◆ **The problem**:
Please reproduce the entries exactly as they appear below, but not the pictures.

◆ **Data section**:
= = = = =
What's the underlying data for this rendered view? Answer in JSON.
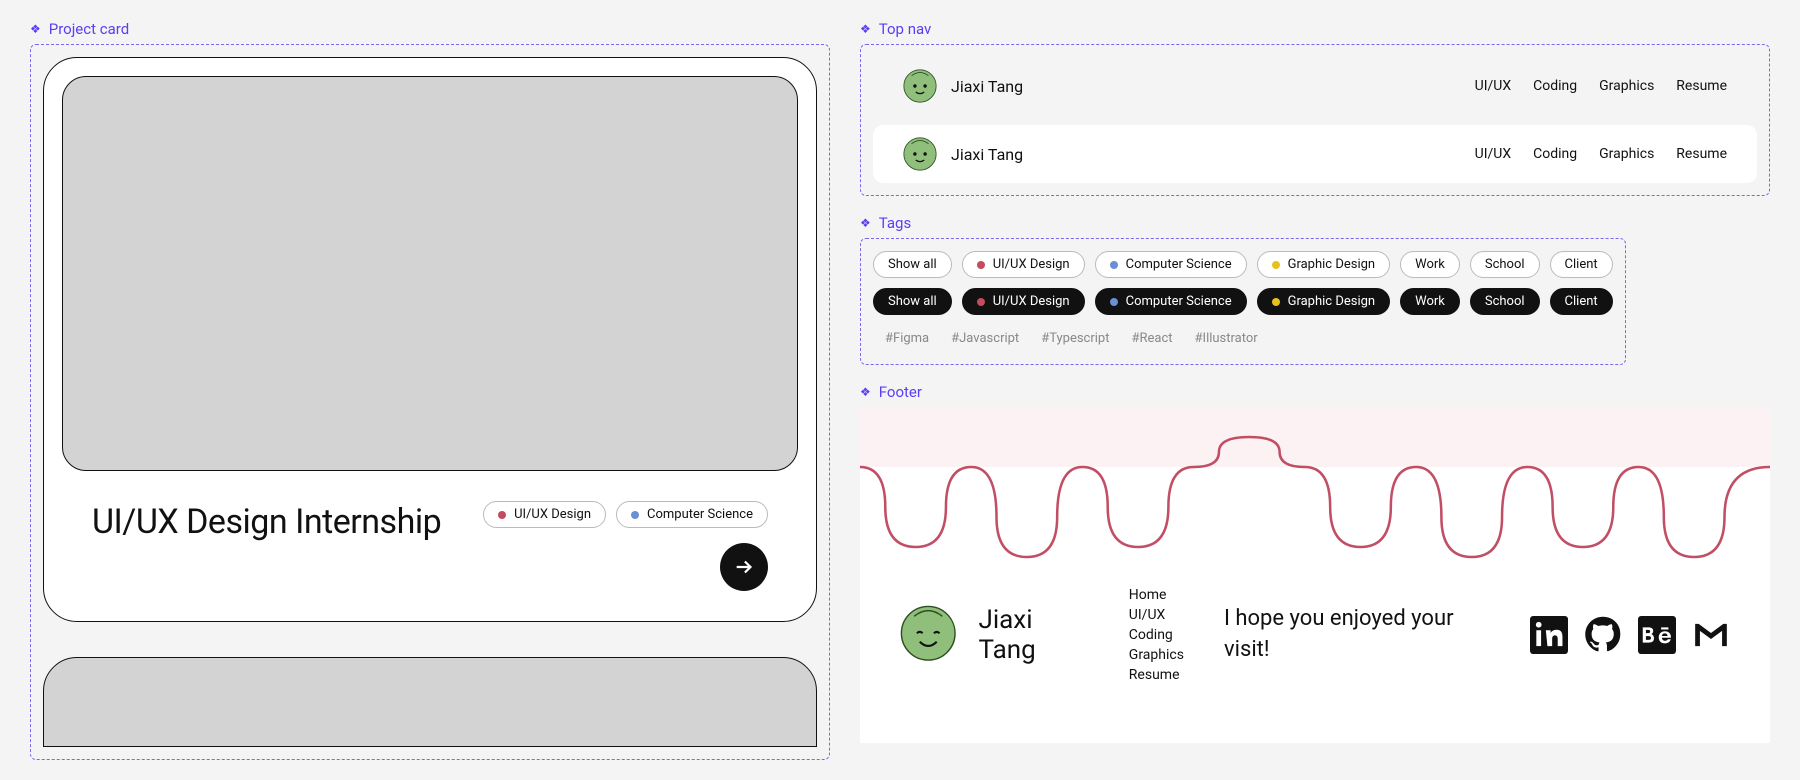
{
  "sections": {
    "project_card": "Project card",
    "top_nav": "Top nav",
    "tags": "Tags",
    "footer": "Footer"
  },
  "project": {
    "title": "UI/UX Design Internship",
    "tags": [
      {
        "label": "UI/UX Design",
        "color": "#c44c5e"
      },
      {
        "label": "Computer Science",
        "color": "#6a8fd6"
      }
    ]
  },
  "nav": {
    "name": "Jiaxi Tang",
    "links": [
      "UI/UX",
      "Coding",
      "Graphics",
      "Resume"
    ]
  },
  "tag_filters": {
    "row_light": [
      {
        "label": "Show all",
        "color": null
      },
      {
        "label": "UI/UX Design",
        "color": "#c44c5e"
      },
      {
        "label": "Computer Science",
        "color": "#6a8fd6"
      },
      {
        "label": "Graphic Design",
        "color": "#e6c31b"
      },
      {
        "label": "Work",
        "color": null
      },
      {
        "label": "School",
        "color": null
      },
      {
        "label": "Client",
        "color": null
      }
    ],
    "row_dark": [
      {
        "label": "Show all",
        "color": null
      },
      {
        "label": "UI/UX Design",
        "color": "#c44c5e"
      },
      {
        "label": "Computer Science",
        "color": "#6a8fd6"
      },
      {
        "label": "Graphic Design",
        "color": "#e6c31b"
      },
      {
        "label": "Work",
        "color": null
      },
      {
        "label": "School",
        "color": null
      },
      {
        "label": "Client",
        "color": null
      }
    ],
    "hash": [
      "#Figma",
      "#Javascript",
      "#Typescript",
      "#React",
      "#Illustrator"
    ]
  },
  "footer": {
    "name": "Jiaxi Tang",
    "links": [
      "Home",
      "UI/UX",
      "Coding",
      "Graphics",
      "Resume"
    ],
    "message": "I hope you enjoyed your visit!",
    "social": [
      "linkedin-icon",
      "github-icon",
      "behance-icon",
      "gmail-icon"
    ],
    "drip_color": "#c14e64",
    "drip_bg": "#fdf2f3"
  }
}
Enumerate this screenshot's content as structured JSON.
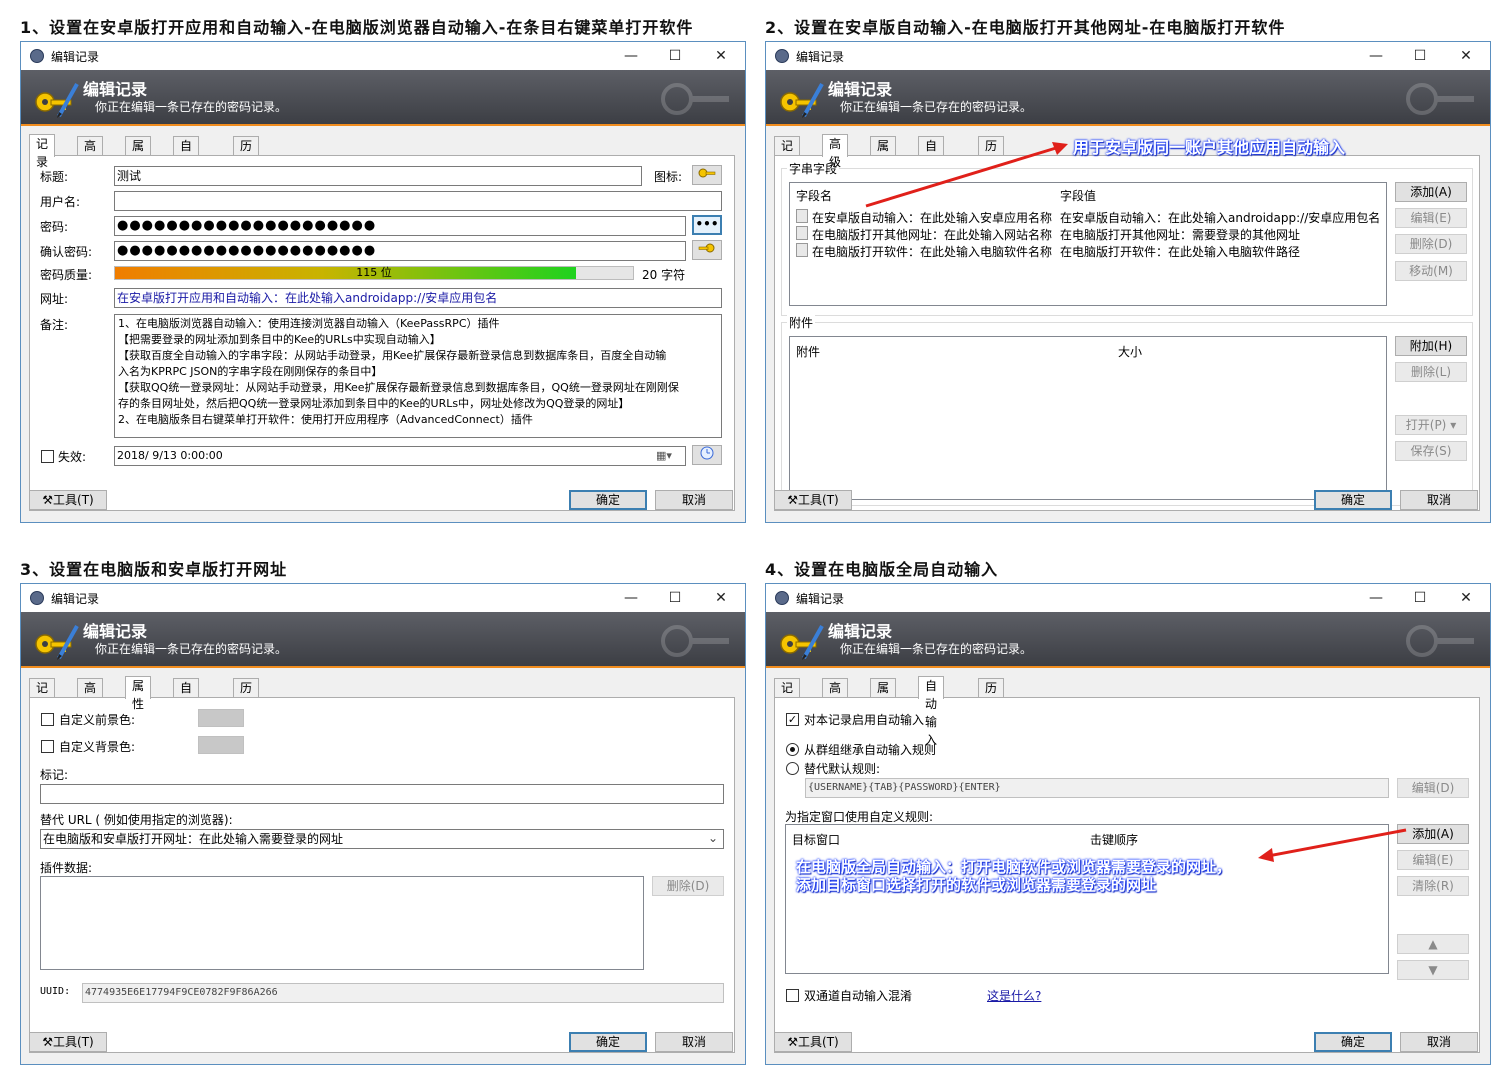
{
  "titles": {
    "s1": "1、设置在安卓版打开应用和自动输入-在电脑版浏览器自动输入-在条目右键菜单打开软件",
    "s2": "2、设置在安卓版自动输入-在电脑版打开其他网址-在电脑版打开软件",
    "s3": "3、设置在电脑版和安卓版打开网址",
    "s4": "4、设置在电脑版全局自动输入"
  },
  "window": {
    "title": "编辑记录",
    "banner_title": "编辑记录",
    "banner_sub": "你正在编辑一条已存在的密码记录。",
    "tabs": [
      "记录",
      "高级",
      "属性",
      "自动输入",
      "历史"
    ],
    "tools": "工具(T)",
    "ok": "确定",
    "cancel": "取消",
    "accent": "#f08c1e"
  },
  "w1": {
    "title_label": "标题:",
    "title_value": "测试",
    "icon_label": "图标:",
    "user_label": "用户名:",
    "user_value": "",
    "pwd_label": "密码:",
    "pwd_value": "●●●●●●●●●●●●●●●●●●●●●",
    "confirm_label": "确认密码:",
    "confirm_value": "●●●●●●●●●●●●●●●●●●●●●",
    "quality_label": "密码质量:",
    "quality_bits": "115 位",
    "quality_fraction": 0.89,
    "quality_chars": "20 字符",
    "url_label": "网址:",
    "url_value": "在安卓版打开应用和自动输入：在此处输入androidapp://安卓应用包名",
    "notes_label": "备注:",
    "notes": [
      "1、在电脑版浏览器自动输入：使用连接浏览器自动输入（KeePassRPC）插件",
      "【把需要登录的网址添加到条目中的Kee的URLs中实现自动输入】",
      "【获取百度全自动输入的字串字段：从网站手动登录，用Kee扩展保存最新登录信息到数据库条目，百度全自动输",
      "入名为KPRPC JSON的字串字段在刚刚保存的条目中】",
      "【获取QQ统一登录网址：从网站手动登录，用Kee扩展保存最新登录信息到数据库条目，QQ统一登录网址在刚刚保",
      "存的条目网址处，然后把QQ统一登录网址添加到条目中的Kee的URLs中，网址处修改为QQ登录的网址】",
      "2、在电脑版条目右键菜单打开软件：使用打开应用程序（AdvancedConnect）插件"
    ],
    "expires_label": "失效:",
    "expires_value": "2018/ 9/13  0:00:00"
  },
  "w2": {
    "strings_group": "字串字段",
    "col_name": "字段名",
    "col_value": "字段值",
    "rows": [
      {
        "name": "在安卓版自动输入：在此处输入安卓应用名称",
        "value": "在安卓版自动输入：在此处输入androidapp://安卓应用包名"
      },
      {
        "name": "在电脑版打开其他网址：在此处输入网站名称",
        "value": "在电脑版打开其他网址：需要登录的其他网址"
      },
      {
        "name": "在电脑版打开软件：在此处输入电脑软件名称",
        "value": "在电脑版打开软件：在此处输入电脑软件路径"
      }
    ],
    "add": "添加(A)",
    "edit": "编辑(E)",
    "delete": "删除(D)",
    "move": "移动(M)",
    "attach_group": "附件",
    "col_attach": "附件",
    "col_size": "大小",
    "attach": "附加(H)",
    "remove": "删除(L)",
    "open": "打开(P)",
    "save": "保存(S)",
    "annotation": "用于安卓版同一账户其他应用自动输入"
  },
  "w3": {
    "fg_label": "自定义前景色:",
    "bg_label": "自定义背景色:",
    "tags_label": "标记:",
    "tags_value": "",
    "override_label": "替代 URL ( 例如使用指定的浏览器):",
    "override_value": "在电脑版和安卓版打开网址：在此处输入需要登录的网址",
    "plugin_label": "插件数据:",
    "delete": "删除(D)",
    "uuid_label": "UUID:",
    "uuid_value": "4774935E6E17794F9CE0782F9F86A266"
  },
  "w4": {
    "enable": "对本记录启用自动输入",
    "inherit": "从群组继承自动输入规则",
    "override": "替代默认规则:",
    "sequence": "{USERNAME}{TAB}{PASSWORD}{ENTER}",
    "edit": "编辑(D)",
    "custom_label": "为指定窗口使用自定义规则:",
    "col_target": "目标窗口",
    "col_keys": "击键顺序",
    "add": "添加(A)",
    "edit2": "编辑(E)",
    "clear": "清除(R)",
    "up": "▲",
    "down": "▼",
    "obfuscate": "双通道自动输入混淆",
    "whats_this": "这是什么?",
    "annotation1": "在电脑版全局自动输入：打开电脑软件或浏览器需要登录的网址，",
    "annotation2": "添加目标窗口选择打开的软件或浏览器需要登录的网址"
  }
}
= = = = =
◆ **Written answer**:
What's the underlying data for this rendered view? Answer in JSON.
{
  "sections": {
    "project_card": "Project card",
    "top_nav": "Top nav",
    "tags": "Tags",
    "footer": "Footer"
  },
  "project": {
    "title": "UI/UX Design Internship",
    "tags": [
      {
        "label": "UI/UX Design",
        "color": "#c44c5e"
      },
      {
        "label": "Computer Science",
        "color": "#6a8fd6"
      }
    ]
  },
  "nav": {
    "name": "Jiaxi Tang",
    "links": [
      "UI/UX",
      "Coding",
      "Graphics",
      "Resume"
    ]
  },
  "tag_filters": {
    "row_light": [
      {
        "label": "Show all",
        "color": null
      },
      {
        "label": "UI/UX Design",
        "color": "#c44c5e"
      },
      {
        "label": "Computer Science",
        "color": "#6a8fd6"
      },
      {
        "label": "Graphic Design",
        "color": "#e6c31b"
      },
      {
        "label": "Work",
        "color": null
      },
      {
        "label": "School",
        "color": null
      },
      {
        "label": "Client",
        "color": null
      }
    ],
    "row_dark": [
      {
        "label": "Show all",
        "color": null
      },
      {
        "label": "UI/UX Design",
        "color": "#c44c5e"
      },
      {
        "label": "Computer Science",
        "color": "#6a8fd6"
      },
      {
        "label": "Graphic Design",
        "color": "#e6c31b"
      },
      {
        "label": "Work",
        "color": null
      },
      {
        "label": "School",
        "color": null
      },
      {
        "label": "Client",
        "color": null
      }
    ],
    "hash": [
      "#Figma",
      "#Javascript",
      "#Typescript",
      "#React",
      "#Illustrator"
    ]
  },
  "footer": {
    "name": "Jiaxi Tang",
    "links": [
      "Home",
      "UI/UX",
      "Coding",
      "Graphics",
      "Resume"
    ],
    "message": "I hope you enjoyed your visit!",
    "social": [
      "linkedin-icon",
      "github-icon",
      "behance-icon",
      "gmail-icon"
    ],
    "drip_color": "#c14e64",
    "drip_bg": "#fdf2f3"
  }
}
Enumerate this screenshot's content as structured JSON.
{
  "titles": {
    "s1": "1、设置在安卓版打开应用和自动输入-在电脑版浏览器自动输入-在条目右键菜单打开软件",
    "s2": "2、设置在安卓版自动输入-在电脑版打开其他网址-在电脑版打开软件",
    "s3": "3、设置在电脑版和安卓版打开网址",
    "s4": "4、设置在电脑版全局自动输入"
  },
  "window": {
    "title": "编辑记录",
    "banner_title": "编辑记录",
    "banner_sub": "你正在编辑一条已存在的密码记录。",
    "tabs": [
      "记录",
      "高级",
      "属性",
      "自动输入",
      "历史"
    ],
    "tools": "工具(T)",
    "ok": "确定",
    "cancel": "取消",
    "accent": "#f08c1e"
  },
  "w1": {
    "title_label": "标题:",
    "title_value": "测试",
    "icon_label": "图标:",
    "user_label": "用户名:",
    "user_value": "",
    "pwd_label": "密码:",
    "pwd_value": "●●●●●●●●●●●●●●●●●●●●●",
    "confirm_label": "确认密码:",
    "confirm_value": "●●●●●●●●●●●●●●●●●●●●●",
    "quality_label": "密码质量:",
    "quality_bits": "115 位",
    "quality_fraction": 0.89,
    "quality_chars": "20 字符",
    "url_label": "网址:",
    "url_value": "在安卓版打开应用和自动输入：在此处输入androidapp://安卓应用包名",
    "notes_label": "备注:",
    "notes": [
      "1、在电脑版浏览器自动输入：使用连接浏览器自动输入（KeePassRPC）插件",
      "【把需要登录的网址添加到条目中的Kee的URLs中实现自动输入】",
      "【获取百度全自动输入的字串字段：从网站手动登录，用Kee扩展保存最新登录信息到数据库条目，百度全自动输",
      "入名为KPRPC JSON的字串字段在刚刚保存的条目中】",
      "【获取QQ统一登录网址：从网站手动登录，用Kee扩展保存最新登录信息到数据库条目，QQ统一登录网址在刚刚保",
      "存的条目网址处，然后把QQ统一登录网址添加到条目中的Kee的URLs中，网址处修改为QQ登录的网址】",
      "2、在电脑版条目右键菜单打开软件：使用打开应用程序（AdvancedConnect）插件"
    ],
    "expires_label": "失效:",
    "expires_value": "2018/ 9/13  0:00:00"
  },
  "w2": {
    "strings_group": "字串字段",
    "col_name": "字段名",
    "col_value": "字段值",
    "rows": [
      {
        "name": "在安卓版自动输入：在此处输入安卓应用名称",
        "value": "在安卓版自动输入：在此处输入androidapp://安卓应用包名"
      },
      {
        "name": "在电脑版打开其他网址：在此处输入网站名称",
        "value": "在电脑版打开其他网址：需要登录的其他网址"
      },
      {
        "name": "在电脑版打开软件：在此处输入电脑软件名称",
        "value": "在电脑版打开软件：在此处输入电脑软件路径"
      }
    ],
    "add": "添加(A)",
    "edit": "编辑(E)",
    "delete": "删除(D)",
    "move": "移动(M)",
    "attach_group": "附件",
    "col_attach": "附件",
    "col_size": "大小",
    "attach": "附加(H)",
    "remove": "删除(L)",
    "open": "打开(P)",
    "save": "保存(S)",
    "annotation": "用于安卓版同一账户其他应用自动输入"
  },
  "w3": {
    "fg_label": "自定义前景色:",
    "bg_label": "自定义背景色:",
    "tags_label": "标记:",
    "tags_value": "",
    "override_label": "替代 URL ( 例如使用指定的浏览器):",
    "override_value": "在电脑版和安卓版打开网址：在此处输入需要登录的网址",
    "plugin_label": "插件数据:",
    "delete": "删除(D)",
    "uuid_label": "UUID:",
    "uuid_value": "4774935E6E17794F9CE0782F9F86A266"
  },
  "w4": {
    "enable": "对本记录启用自动输入",
    "inherit": "从群组继承自动输入规则",
    "override": "替代默认规则:",
    "sequence": "{USERNAME}{TAB}{PASSWORD}{ENTER}",
    "edit": "编辑(D)",
    "custom_label": "为指定窗口使用自定义规则:",
    "col_target": "目标窗口",
    "col_keys": "击键顺序",
    "add": "添加(A)",
    "edit2": "编辑(E)",
    "clear": "清除(R)",
    "up": "▲",
    "down": "▼",
    "obfuscate": "双通道自动输入混淆",
    "whats_this": "这是什么?",
    "annotation1": "在电脑版全局自动输入：打开电脑软件或浏览器需要登录的网址，",
    "annotation2": "添加目标窗口选择打开的软件或浏览器需要登录的网址"
  }
}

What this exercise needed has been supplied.